▸ **EXERCISE DETAILS**: This task asks for the lines from the one with "Convert this screenshot" to the final line below, repeated exactly, with pictures omitted.

▸ **DATA RECORDS**:
++++++++++++++++++++

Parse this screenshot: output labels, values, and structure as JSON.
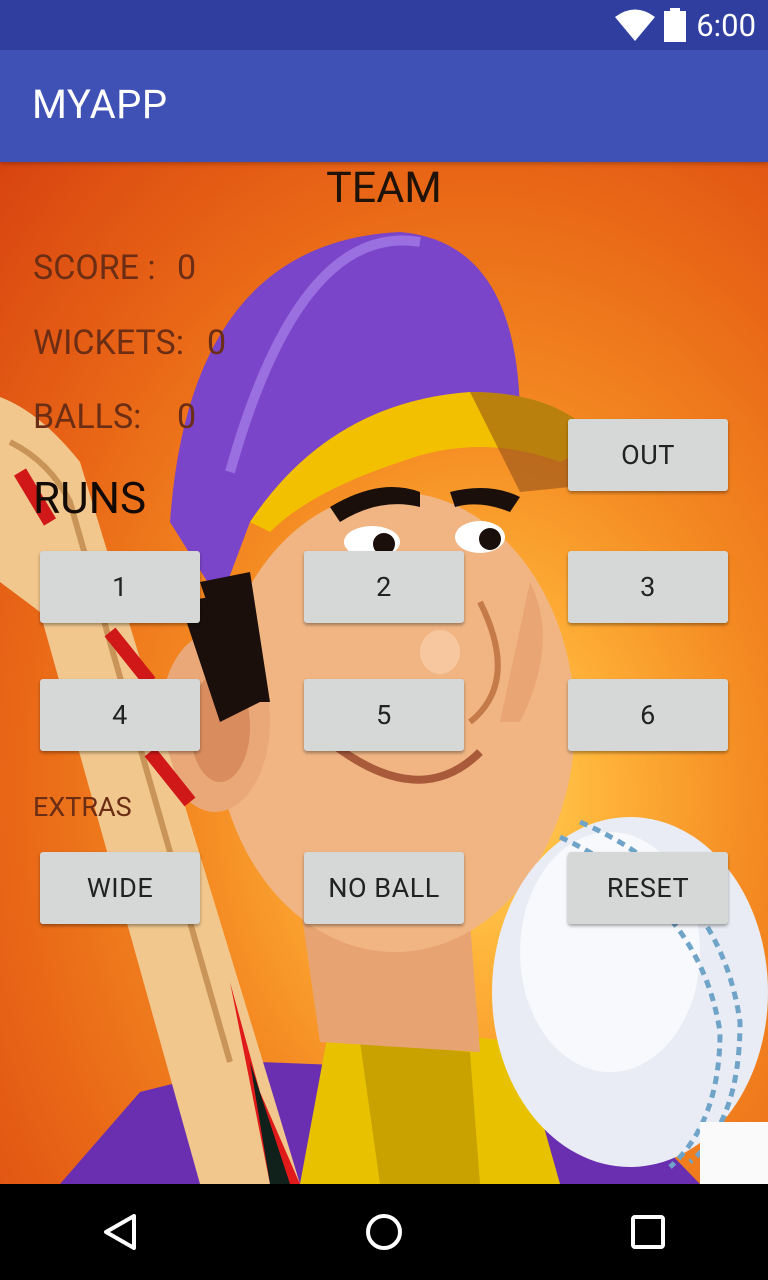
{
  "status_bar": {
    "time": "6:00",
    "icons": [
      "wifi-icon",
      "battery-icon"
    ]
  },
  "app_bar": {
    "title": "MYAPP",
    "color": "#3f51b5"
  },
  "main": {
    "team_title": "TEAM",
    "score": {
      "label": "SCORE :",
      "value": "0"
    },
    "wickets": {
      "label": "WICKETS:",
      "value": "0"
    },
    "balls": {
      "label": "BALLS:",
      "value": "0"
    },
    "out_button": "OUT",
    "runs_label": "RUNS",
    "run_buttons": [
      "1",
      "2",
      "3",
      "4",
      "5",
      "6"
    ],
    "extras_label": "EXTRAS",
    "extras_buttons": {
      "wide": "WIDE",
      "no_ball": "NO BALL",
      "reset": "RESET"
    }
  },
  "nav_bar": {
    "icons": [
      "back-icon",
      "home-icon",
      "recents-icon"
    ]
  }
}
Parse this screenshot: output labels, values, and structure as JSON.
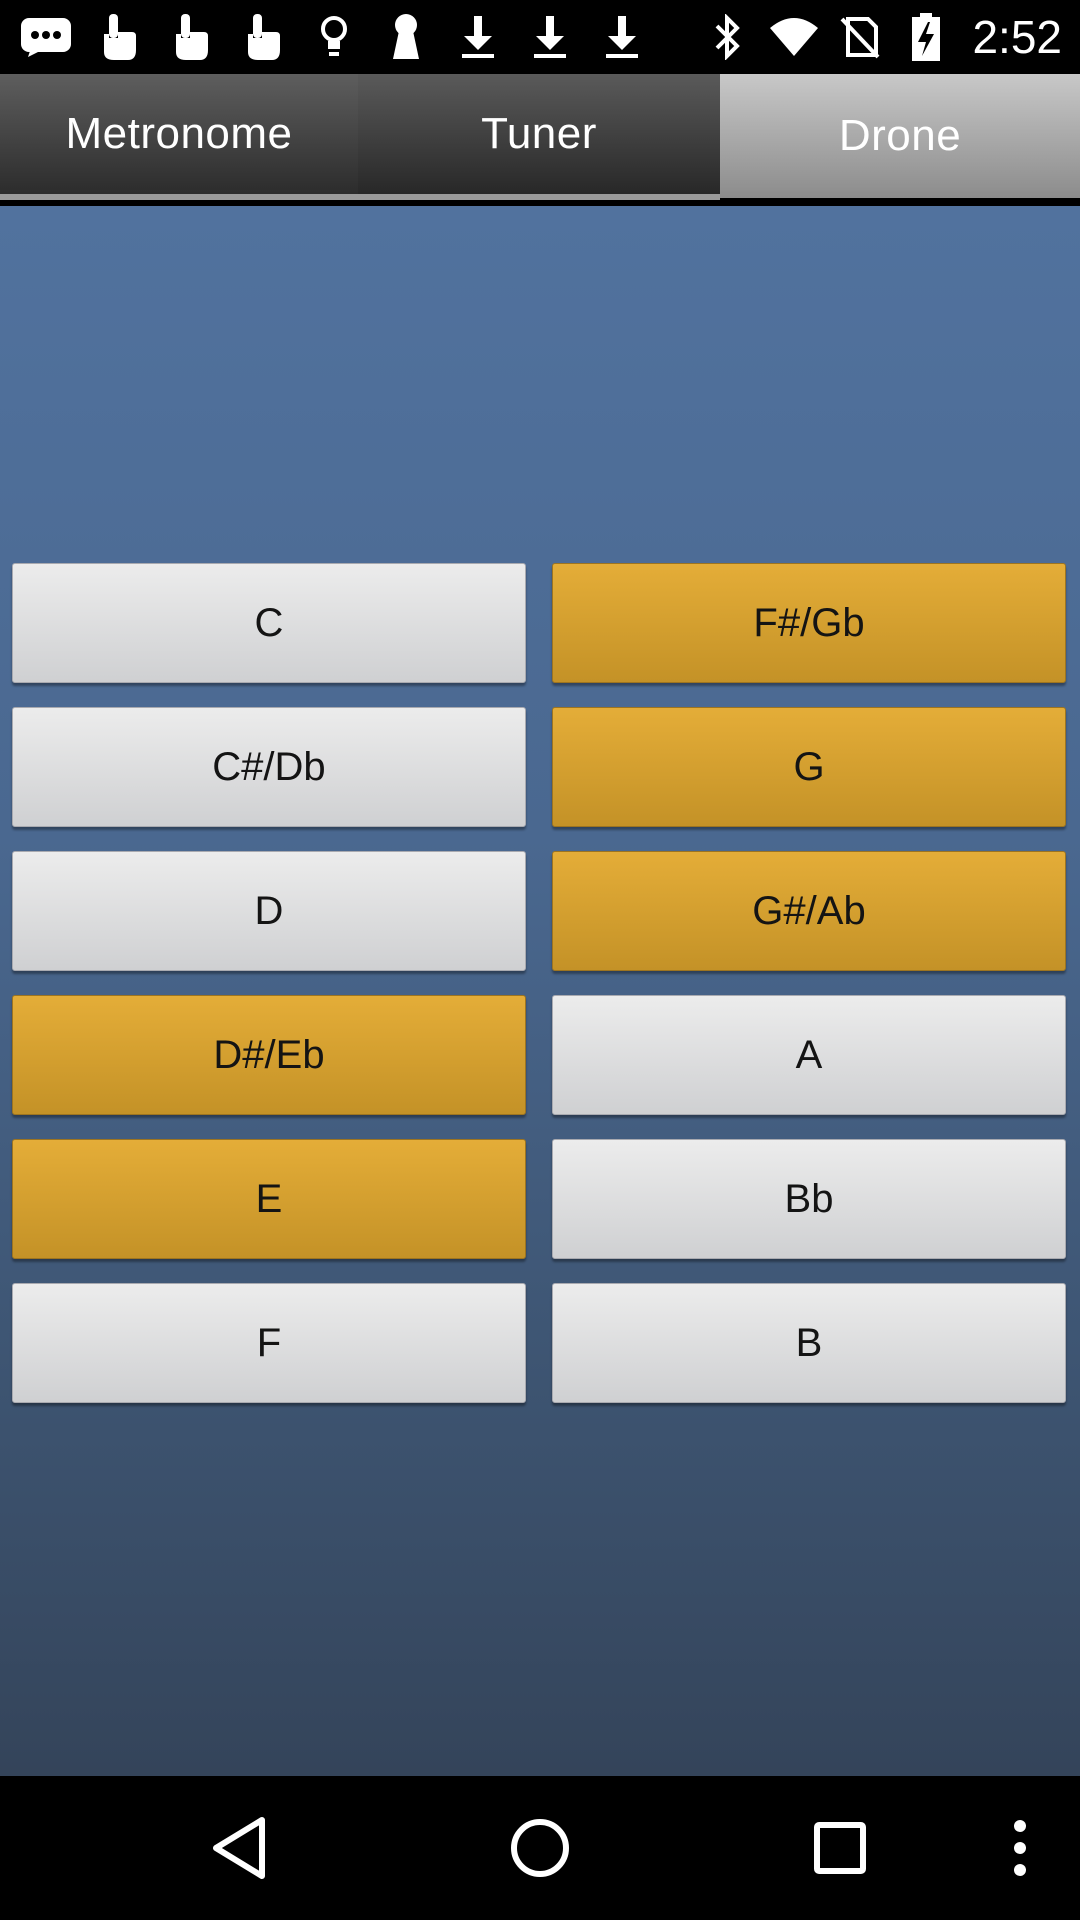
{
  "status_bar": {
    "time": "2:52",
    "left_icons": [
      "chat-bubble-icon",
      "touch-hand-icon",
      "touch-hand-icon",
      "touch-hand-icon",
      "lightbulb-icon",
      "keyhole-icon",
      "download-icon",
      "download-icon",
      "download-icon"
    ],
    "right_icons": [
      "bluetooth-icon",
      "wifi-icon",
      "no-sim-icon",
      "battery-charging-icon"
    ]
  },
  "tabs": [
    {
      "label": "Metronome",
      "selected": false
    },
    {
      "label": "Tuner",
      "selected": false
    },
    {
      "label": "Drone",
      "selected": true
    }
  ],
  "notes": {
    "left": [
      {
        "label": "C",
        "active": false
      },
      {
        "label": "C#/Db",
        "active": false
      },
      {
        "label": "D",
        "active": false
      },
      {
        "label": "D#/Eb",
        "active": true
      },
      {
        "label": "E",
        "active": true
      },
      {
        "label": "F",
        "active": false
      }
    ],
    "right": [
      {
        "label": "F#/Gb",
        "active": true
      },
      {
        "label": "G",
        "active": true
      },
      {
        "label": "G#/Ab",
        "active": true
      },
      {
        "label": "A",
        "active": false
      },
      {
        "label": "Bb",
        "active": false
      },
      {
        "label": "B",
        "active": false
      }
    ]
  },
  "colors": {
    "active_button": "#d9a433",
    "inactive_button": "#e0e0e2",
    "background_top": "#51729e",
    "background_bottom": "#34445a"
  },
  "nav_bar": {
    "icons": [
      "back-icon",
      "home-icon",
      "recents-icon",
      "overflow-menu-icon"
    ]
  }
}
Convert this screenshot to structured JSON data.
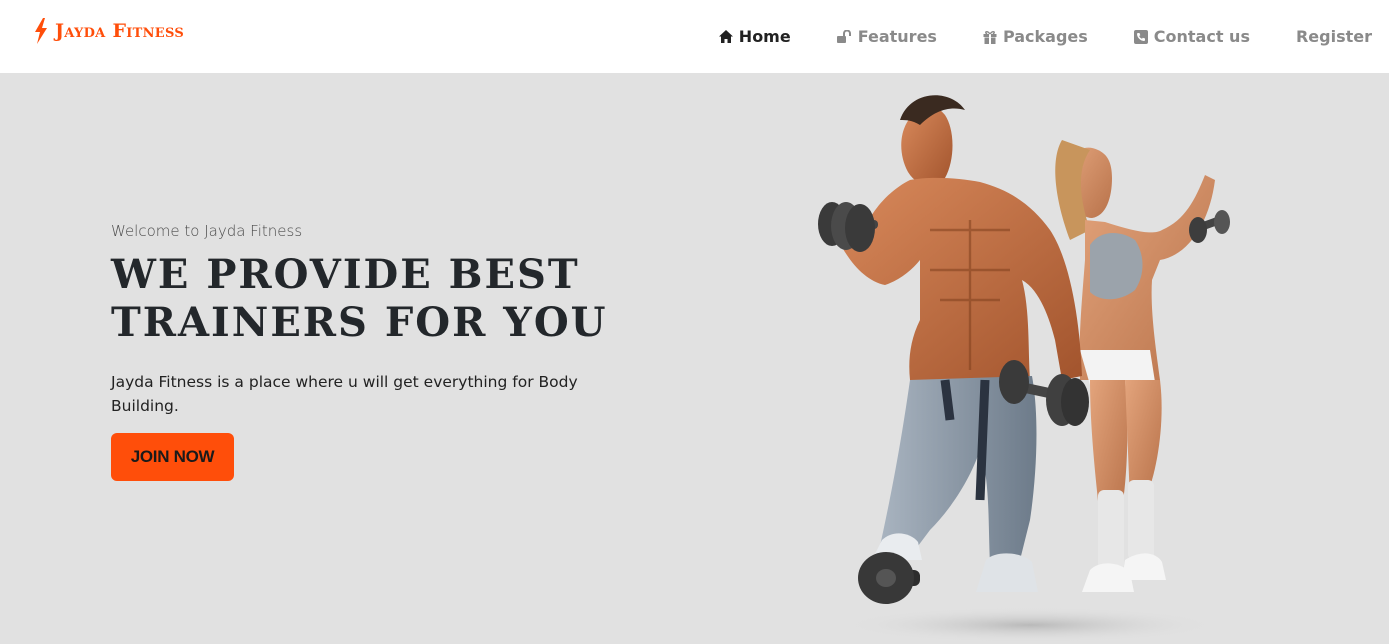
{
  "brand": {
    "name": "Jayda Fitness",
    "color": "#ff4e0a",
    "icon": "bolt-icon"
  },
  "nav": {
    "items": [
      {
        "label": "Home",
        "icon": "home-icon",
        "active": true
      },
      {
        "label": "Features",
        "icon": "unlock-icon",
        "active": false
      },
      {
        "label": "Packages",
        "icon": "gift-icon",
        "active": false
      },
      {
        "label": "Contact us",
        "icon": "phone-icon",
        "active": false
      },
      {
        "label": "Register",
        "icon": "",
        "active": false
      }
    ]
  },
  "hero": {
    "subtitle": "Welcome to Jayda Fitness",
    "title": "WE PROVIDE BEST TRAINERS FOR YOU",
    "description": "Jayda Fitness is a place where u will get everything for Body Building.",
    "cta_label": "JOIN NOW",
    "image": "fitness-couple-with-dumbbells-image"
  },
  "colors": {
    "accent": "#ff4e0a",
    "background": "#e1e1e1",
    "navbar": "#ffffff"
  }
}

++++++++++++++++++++

▸ **SOLVED PROBLEM**:
Convert this screenshot to structured JSON data.
{
  "brand": {
    "name": "Jayda Fitness",
    "color": "#ff4e0a",
    "icon": "bolt-icon"
  },
  "nav": {
    "items": [
      {
        "label": "Home",
        "icon": "home-icon",
        "active": true
      },
      {
        "label": "Features",
        "icon": "unlock-icon",
        "active": false
      },
      {
        "label": "Packages",
        "icon": "gift-icon",
        "active": false
      },
      {
        "label": "Contact us",
        "icon": "phone-icon",
        "active": false
      },
      {
        "label": "Register",
        "icon": "",
        "active": false
      }
    ]
  },
  "hero": {
    "subtitle": "Welcome to Jayda Fitness",
    "title": "WE PROVIDE BEST TRAINERS FOR YOU",
    "description": "Jayda Fitness is a place where u will get everything for Body Building.",
    "cta_label": "JOIN NOW",
    "image": "fitness-couple-with-dumbbells-image"
  },
  "colors": {
    "accent": "#ff4e0a",
    "background": "#e1e1e1",
    "navbar": "#ffffff"
  }
}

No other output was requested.